▶ What the exercise asks
Work out the number of lines in the records that include the word "Sign"; reply with that number alone.

▶ Data section
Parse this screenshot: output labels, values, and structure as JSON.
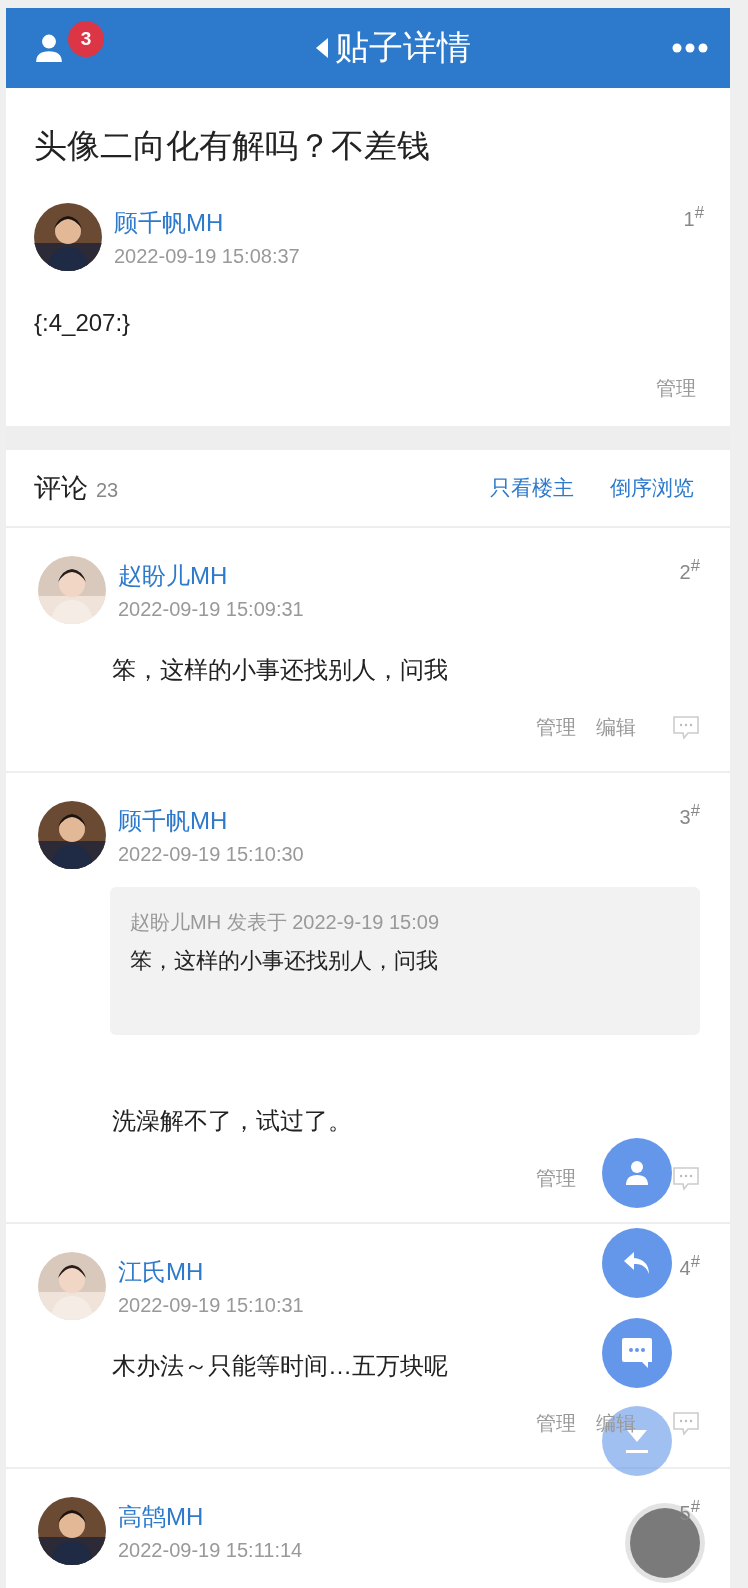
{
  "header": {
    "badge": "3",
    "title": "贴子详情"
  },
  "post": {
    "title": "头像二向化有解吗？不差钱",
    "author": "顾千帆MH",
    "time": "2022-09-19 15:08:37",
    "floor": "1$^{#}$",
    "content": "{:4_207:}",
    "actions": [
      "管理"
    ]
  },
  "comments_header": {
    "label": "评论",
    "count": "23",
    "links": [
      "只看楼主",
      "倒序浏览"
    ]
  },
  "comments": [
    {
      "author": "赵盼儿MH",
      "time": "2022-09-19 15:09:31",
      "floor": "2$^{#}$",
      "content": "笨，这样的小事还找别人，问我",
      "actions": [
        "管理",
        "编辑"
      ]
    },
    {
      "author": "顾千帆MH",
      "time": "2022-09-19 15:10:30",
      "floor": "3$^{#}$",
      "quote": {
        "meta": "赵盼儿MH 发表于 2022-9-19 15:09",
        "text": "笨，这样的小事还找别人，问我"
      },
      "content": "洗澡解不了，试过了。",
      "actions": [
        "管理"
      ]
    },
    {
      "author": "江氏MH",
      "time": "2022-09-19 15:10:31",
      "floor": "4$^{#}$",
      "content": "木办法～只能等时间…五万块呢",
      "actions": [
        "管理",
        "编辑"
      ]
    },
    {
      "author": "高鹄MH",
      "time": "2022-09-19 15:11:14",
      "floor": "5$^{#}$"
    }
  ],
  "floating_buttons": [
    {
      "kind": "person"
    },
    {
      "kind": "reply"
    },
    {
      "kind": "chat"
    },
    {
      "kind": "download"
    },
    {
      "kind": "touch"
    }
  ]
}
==
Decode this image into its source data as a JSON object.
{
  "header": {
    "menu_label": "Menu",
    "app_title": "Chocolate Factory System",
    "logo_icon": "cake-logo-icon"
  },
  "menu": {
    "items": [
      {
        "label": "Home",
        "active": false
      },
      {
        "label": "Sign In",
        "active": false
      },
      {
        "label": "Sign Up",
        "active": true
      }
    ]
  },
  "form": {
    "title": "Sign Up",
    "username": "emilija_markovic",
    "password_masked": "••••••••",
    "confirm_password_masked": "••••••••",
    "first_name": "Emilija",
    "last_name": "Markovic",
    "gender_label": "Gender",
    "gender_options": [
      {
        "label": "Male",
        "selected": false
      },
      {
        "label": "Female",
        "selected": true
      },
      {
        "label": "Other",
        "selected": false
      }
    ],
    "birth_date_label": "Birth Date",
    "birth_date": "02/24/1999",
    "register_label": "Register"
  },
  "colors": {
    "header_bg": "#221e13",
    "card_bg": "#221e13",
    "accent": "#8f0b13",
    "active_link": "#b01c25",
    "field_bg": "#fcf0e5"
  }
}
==
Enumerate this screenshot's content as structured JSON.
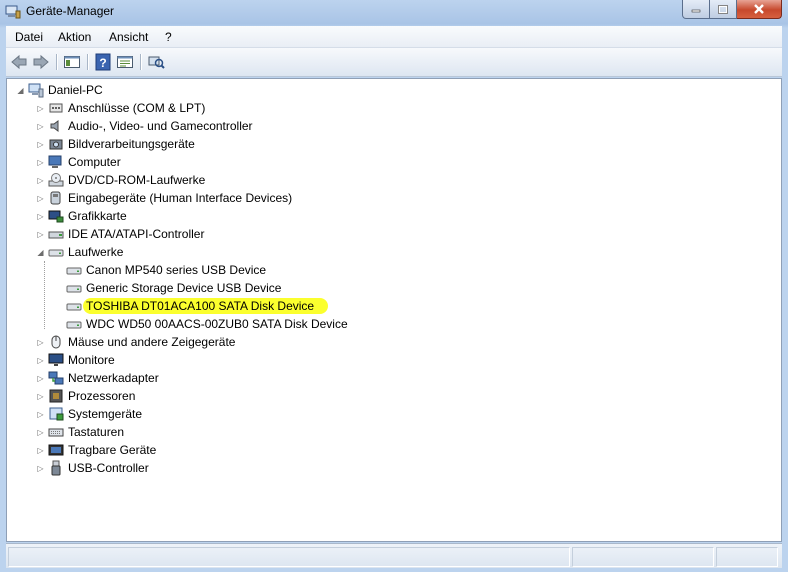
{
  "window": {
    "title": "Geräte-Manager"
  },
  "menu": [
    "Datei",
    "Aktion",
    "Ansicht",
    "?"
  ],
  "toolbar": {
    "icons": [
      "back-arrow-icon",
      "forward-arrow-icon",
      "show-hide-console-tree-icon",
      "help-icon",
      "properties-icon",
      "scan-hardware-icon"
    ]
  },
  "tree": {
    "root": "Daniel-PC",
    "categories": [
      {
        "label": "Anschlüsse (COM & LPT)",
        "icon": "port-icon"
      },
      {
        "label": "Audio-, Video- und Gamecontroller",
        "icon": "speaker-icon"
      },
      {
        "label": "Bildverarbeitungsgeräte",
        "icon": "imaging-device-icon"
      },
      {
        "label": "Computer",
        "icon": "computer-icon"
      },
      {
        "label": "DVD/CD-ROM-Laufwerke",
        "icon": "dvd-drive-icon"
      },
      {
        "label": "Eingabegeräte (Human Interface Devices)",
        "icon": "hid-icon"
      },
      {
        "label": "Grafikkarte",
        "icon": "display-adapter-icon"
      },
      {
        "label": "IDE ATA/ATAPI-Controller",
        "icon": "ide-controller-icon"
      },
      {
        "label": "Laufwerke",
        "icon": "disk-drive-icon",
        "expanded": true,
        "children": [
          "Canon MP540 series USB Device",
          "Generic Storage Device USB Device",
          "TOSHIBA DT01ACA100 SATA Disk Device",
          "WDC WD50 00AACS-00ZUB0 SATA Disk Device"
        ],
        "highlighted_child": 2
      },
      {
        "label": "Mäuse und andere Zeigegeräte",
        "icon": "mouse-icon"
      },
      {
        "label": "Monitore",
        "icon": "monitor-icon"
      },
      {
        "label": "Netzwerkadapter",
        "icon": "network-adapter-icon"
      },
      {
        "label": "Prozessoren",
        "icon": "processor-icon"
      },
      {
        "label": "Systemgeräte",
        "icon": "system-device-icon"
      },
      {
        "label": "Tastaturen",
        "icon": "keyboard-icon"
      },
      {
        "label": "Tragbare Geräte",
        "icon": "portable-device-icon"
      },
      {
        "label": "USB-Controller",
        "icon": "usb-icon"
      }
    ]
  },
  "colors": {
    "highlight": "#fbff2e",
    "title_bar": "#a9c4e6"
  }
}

▶ Solution below
3